* Work required
Only a number is expected: how many lines in the entries that follow contain the word "heading"?

Data excerpts
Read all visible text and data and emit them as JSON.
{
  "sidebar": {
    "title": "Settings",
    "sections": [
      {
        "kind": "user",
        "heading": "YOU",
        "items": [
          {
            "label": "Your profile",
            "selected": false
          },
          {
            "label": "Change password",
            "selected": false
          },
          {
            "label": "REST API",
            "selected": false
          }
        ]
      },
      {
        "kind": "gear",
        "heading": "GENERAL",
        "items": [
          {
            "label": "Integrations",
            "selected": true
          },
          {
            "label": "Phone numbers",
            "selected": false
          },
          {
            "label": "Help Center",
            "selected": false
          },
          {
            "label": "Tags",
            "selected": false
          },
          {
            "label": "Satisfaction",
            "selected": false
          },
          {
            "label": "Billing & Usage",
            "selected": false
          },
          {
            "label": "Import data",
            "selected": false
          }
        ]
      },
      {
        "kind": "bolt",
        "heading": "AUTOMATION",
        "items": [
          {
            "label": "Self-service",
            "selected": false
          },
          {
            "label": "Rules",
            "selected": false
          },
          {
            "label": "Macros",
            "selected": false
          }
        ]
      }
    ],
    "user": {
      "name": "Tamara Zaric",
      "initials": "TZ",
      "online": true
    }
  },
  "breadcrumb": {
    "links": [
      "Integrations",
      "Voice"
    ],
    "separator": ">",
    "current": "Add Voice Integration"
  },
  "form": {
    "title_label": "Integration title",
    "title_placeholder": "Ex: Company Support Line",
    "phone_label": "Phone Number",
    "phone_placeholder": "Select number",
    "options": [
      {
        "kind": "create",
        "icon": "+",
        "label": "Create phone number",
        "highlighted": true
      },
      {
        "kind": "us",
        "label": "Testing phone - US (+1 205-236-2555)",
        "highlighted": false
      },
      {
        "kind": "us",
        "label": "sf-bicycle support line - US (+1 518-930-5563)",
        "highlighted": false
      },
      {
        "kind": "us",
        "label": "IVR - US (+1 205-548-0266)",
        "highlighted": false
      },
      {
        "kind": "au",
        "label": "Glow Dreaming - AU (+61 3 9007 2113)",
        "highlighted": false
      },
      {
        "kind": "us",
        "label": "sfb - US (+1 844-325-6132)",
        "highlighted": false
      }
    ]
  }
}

* Answer to this task
3